JOHNS CREEK, Ga. – The five-week investigation into an assault charge against Johns Creek City Manager John Kachmar levied by a citizen he accosted after a City Council meeting Oct. 7 is over. No further action will be taken now that the complainant Gerald Bush has decided not to pursue the case further.
Bush had alleged that after the meeting, Kachmar had confronted a woman who had spoken at the meeting and was critical of the city’s lack of response. Bush said when he intervened, Kachmar then turned on him verbally and jabbed a finger in his chest. That was the basis of the assault charge.
The night of the incident, Kachmar approached Christy Johnson, a resident who made critical comments about the lack of help she had received from his office about a proposed roundabout on Sargent Road. She complained she had not been given the information she requested.
She said Kachmar then berated her for “lying” and concluded by saying, “You are a liar.”
Then Bush yelled at Kachmar as he was walking away, upon which the city manager turned back and as Bush described, “got in his face.”
Bush said he did not speak further to Kachmar. But Kachmar continued to speak to him using profane language. Bush said he thought Kachmar was trying to provoke him into a fight.
Kachmar has admitted he was angry at what he considered unfair criticism mounted by political supporters of Mayor Mike Bodker who was then locked in a heated election campaign with former Councilwoman Bev Miller.
Kachmar said he had records of dozens of email responses to Johnson’s requests, and that he felt she was just trying to embarrass him and his office. When Bush shouted a slur at him, he turned back to face him partly because he did not want anyone to think he “was intimidated.”
Both Kachmar and Bush are well over 6 feet tall.
After 13 interviews by police, no witness could say for sure there was physical contact.
Fulton County Solicitor Carmen Smith told Johns Creek Police her office would not pursue the case unless the complainant – Bush – filed a complaint in the Fulton County Solicitor’s Office in Atlanta “just like any other ordinary citizen.”

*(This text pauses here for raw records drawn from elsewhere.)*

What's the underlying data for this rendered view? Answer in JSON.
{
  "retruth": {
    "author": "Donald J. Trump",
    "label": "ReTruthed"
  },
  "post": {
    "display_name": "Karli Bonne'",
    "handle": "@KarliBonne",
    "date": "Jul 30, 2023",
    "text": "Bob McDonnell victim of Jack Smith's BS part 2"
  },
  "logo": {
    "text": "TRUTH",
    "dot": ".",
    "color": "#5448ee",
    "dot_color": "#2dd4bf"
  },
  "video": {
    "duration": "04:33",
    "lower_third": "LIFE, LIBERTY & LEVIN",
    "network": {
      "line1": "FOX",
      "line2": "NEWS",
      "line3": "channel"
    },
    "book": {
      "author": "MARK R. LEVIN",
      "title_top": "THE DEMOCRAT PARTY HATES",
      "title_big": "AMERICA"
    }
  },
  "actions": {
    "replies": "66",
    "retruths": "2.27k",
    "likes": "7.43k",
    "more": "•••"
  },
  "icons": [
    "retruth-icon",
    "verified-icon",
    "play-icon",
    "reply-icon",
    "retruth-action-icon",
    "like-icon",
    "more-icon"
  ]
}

Bush said he decided to let the matter drop.
“After hearing the initial reports from the police and the witnesses’ comments that they didn’t see anything, it didn’t really surprise me,” he said. “We were really close together.
“I just wanted to bring his actions to the public’s attention,” Bush said. “His language and his overreaction to the situation was way out of line. What he said to Christy Johnson was way out of line.”
Those actions still need to be acted on by the City Council, he said.
At the time, it was in the final month of the elections, and the council split on what action, if any, to take with Kachmar. Bodker and Councilwoman Kelly Stewart both called for Kachmar’s resignation and chastised the other councilmembers for dragging their feet to take any action over the incident.
The other councilmembers said they were prevented from taking action while the matter was the subject of a police investigation. They spoke to the need to follow “due process” in an employee matter.
At press time, the City Council had yet to take any announced action in the matter.